However, if the application is intended as a generic solution that should function across different environments, deciding at the on how to connect to the socket at the application level can get tricky. This is mainly because exposing the underlying unix socket is a fairly big security concern — there are plenty of articles out there explaining it in detail — so I chose to go with a utility function that passes the connection arguments to the client object based on your environment variables.
from docker import Client from docker.utils import kwargs_from_env client = Client(**kwargs_from_env())
This mechanism leaves connection configuration to the user of your application, making it operate with whatever setup is in place for the regular command line.
The docker-py client object exposes a method equivalent to almost every function available at through the shell. Anything from downloading images, to building them, to starting containers and managing their state.
So what did the Python say to the Whale?
While a state-less API has its advantages, we really needed something that could represent images and containers as objects. In principle, this seemed as simple as tracking a string with image:tag- like references, but there were several cases where that label would encompass several running containers, and some containers weren’t named, so identifiers needed to be used directly. To help with this, I created DockerImage and DockerContainer classes that wrap the commonly used methods.
DockerImage(repository, tag) is all you need to download or build an image, as well as check whether it exists in your docker host. It also provides a method to add or reassign tags.
The base image APIs provided by docker-py were fairly simple to interact with. They use an iterator interface when performing a build or download, something that makes perfect sense as these actions are essentially streams of data or build steps which you may want for debug purposes. However, I decided to dump them to logging.debug until they complete, therefore masking the wall of text that you usually don’t care about if using a proven image.
DockerContainer(image, name) creates an object that will allow you to inspect the container it represents, and also provides a way to run it (which creates the container if it doesn’t exist) and functions that start, stop, remove and restart a running container.
Given that containers may or may not be named, interfacing with them — while not complicated — can be hard to follow in code because most of the docker-py methods require the container id, not the name. This was abstracted out, along with container status checks, in places where it made sense.

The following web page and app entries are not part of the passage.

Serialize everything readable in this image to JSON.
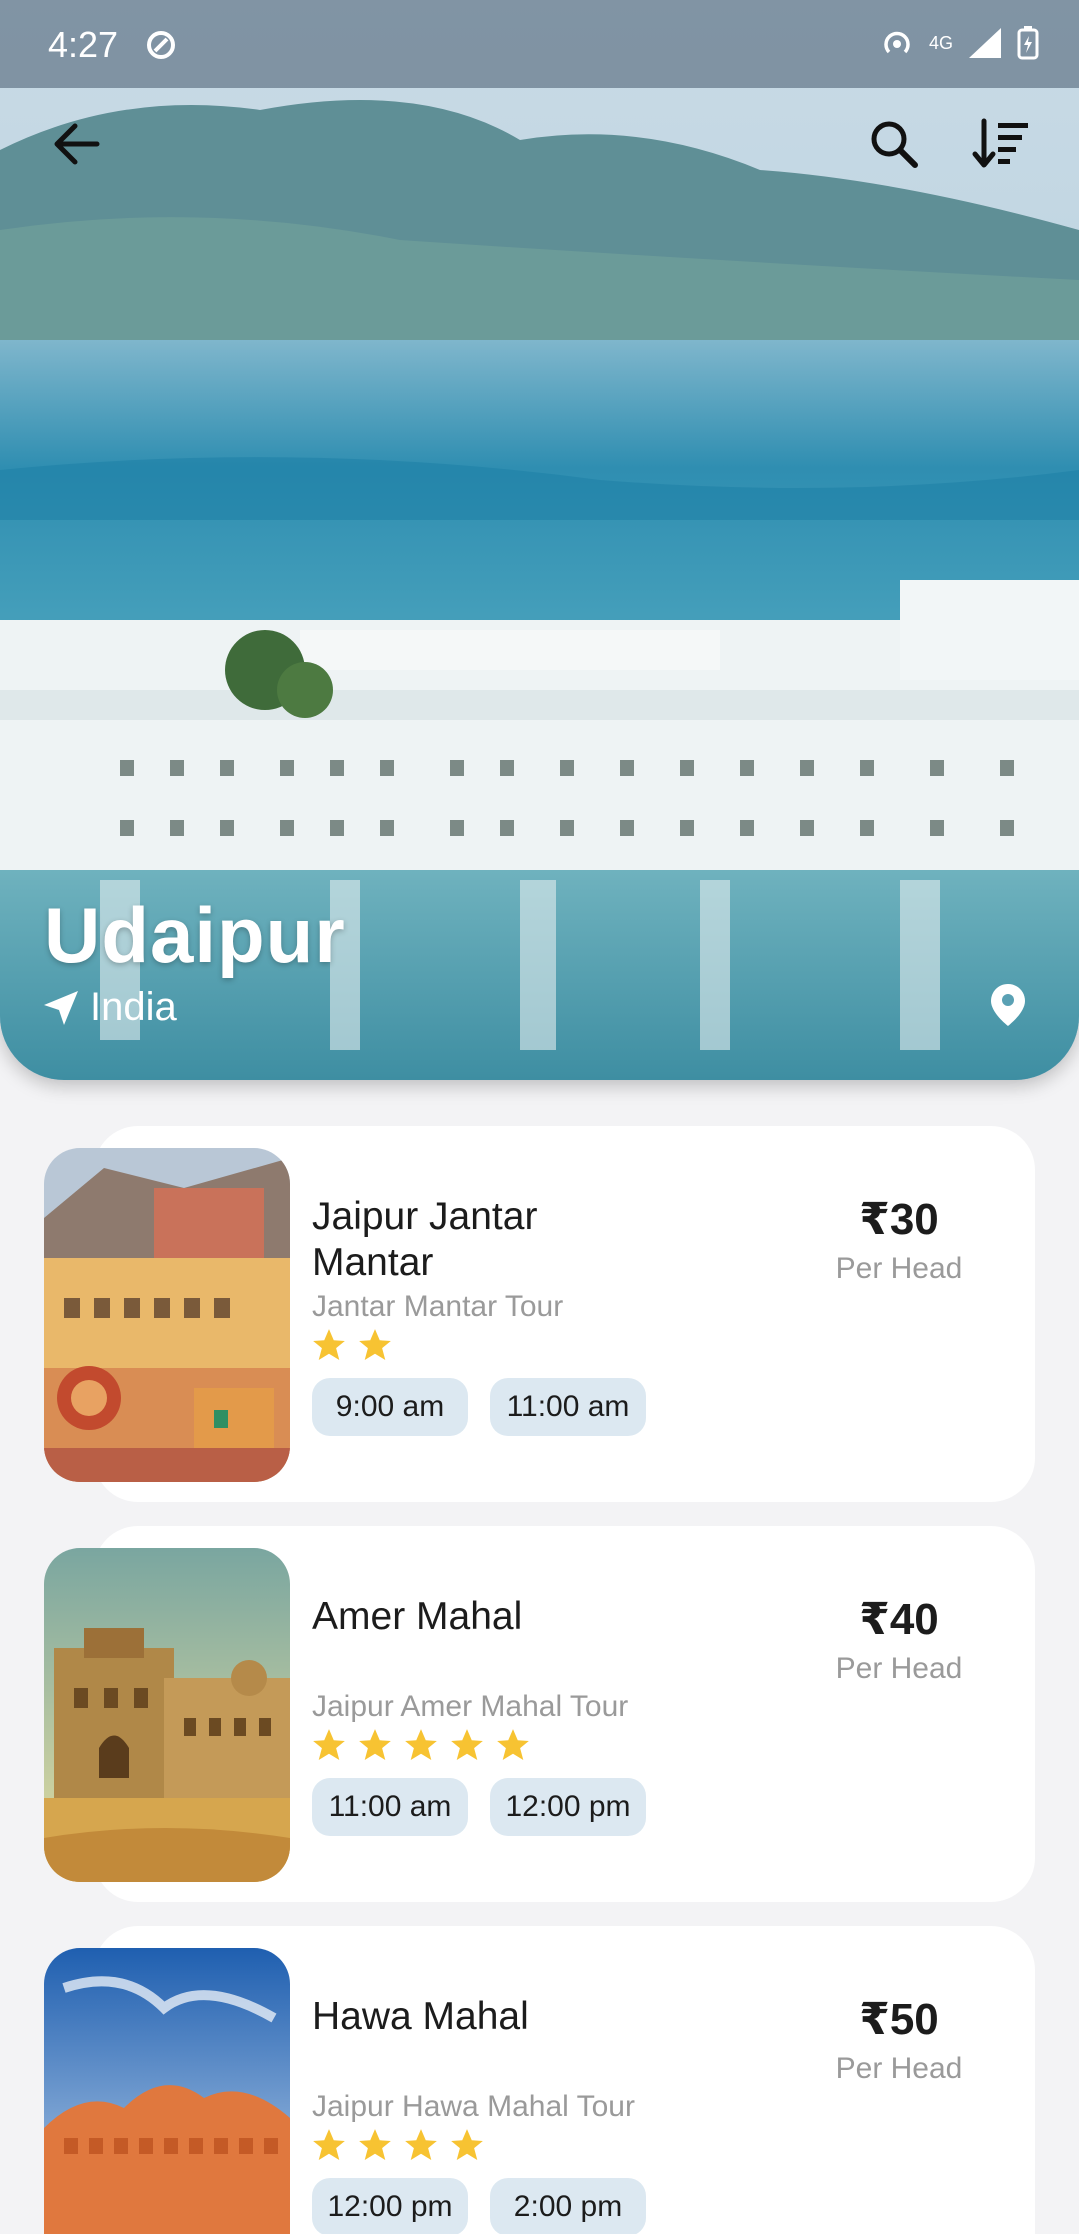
{
  "status": {
    "time": "4:27",
    "network": "4G"
  },
  "hero": {
    "city": "Udaipur",
    "country": "India"
  },
  "colors": {
    "star": "#f7c332",
    "pill": "#dce8f1",
    "muted": "#9a9a9a"
  },
  "tours": [
    {
      "title": "Jaipur Jantar Mantar",
      "subtitle": "Jantar Mantar Tour",
      "rating": 2,
      "times": [
        "9:00 am",
        "11:00 am"
      ],
      "price": "₹30",
      "price_unit": "Per Head"
    },
    {
      "title": "Amer Mahal",
      "subtitle": "Jaipur Amer Mahal Tour",
      "rating": 5,
      "times": [
        "11:00 am",
        "12:00 pm"
      ],
      "price": "₹40",
      "price_unit": "Per Head"
    },
    {
      "title": "Hawa Mahal",
      "subtitle": "Jaipur Hawa Mahal Tour",
      "rating": 4,
      "times": [
        "12:00 pm",
        "2:00 pm"
      ],
      "price": "₹50",
      "price_unit": "Per Head"
    }
  ],
  "icons": {
    "back": "arrow-left-icon",
    "search": "search-icon",
    "sort": "sort-icon",
    "navigate": "navigation-arrow-icon",
    "location": "location-pin-icon"
  }
}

Once I reached the point of adding an attach method — which subprocesses out the command so that getting into your container is like starting a new shell — I realized it could do something fairly neat: replace python virtual environments with containers. And so capsule was born.
The capsule module is essentially a command line interface to docker with which to start containers for the purpose of fiddling with code. The containers are named like you would a virtual environment, and exist until you explicitly remove them. The default image is based on a custom Python 2.7 container I pushed to DockerHub, but you can provide your own image with the –baseimage parameter. It’s also possible to take the python history generated from your tinkering and export it to a Jupyter Notebook for later use.
Usage: capsule make <name> [options] capsule workon <name> [options] capsule remove <name> [options] capsule list [options] capsule pyhistory <name> Options: —-baseimage --debug Print debug messages. -h --help Show this screen. --version Show version.
While using containers instead of virtual environments does present its limitations, my thought is that sometimes we actually want that separation, especially when you might be testing code that performs potentially OS damaging operations or if you just need to try things out in a different environment.
Regardless, this process provided a fun little learning experiment that helped discover and poke at docker-py’s capabilities.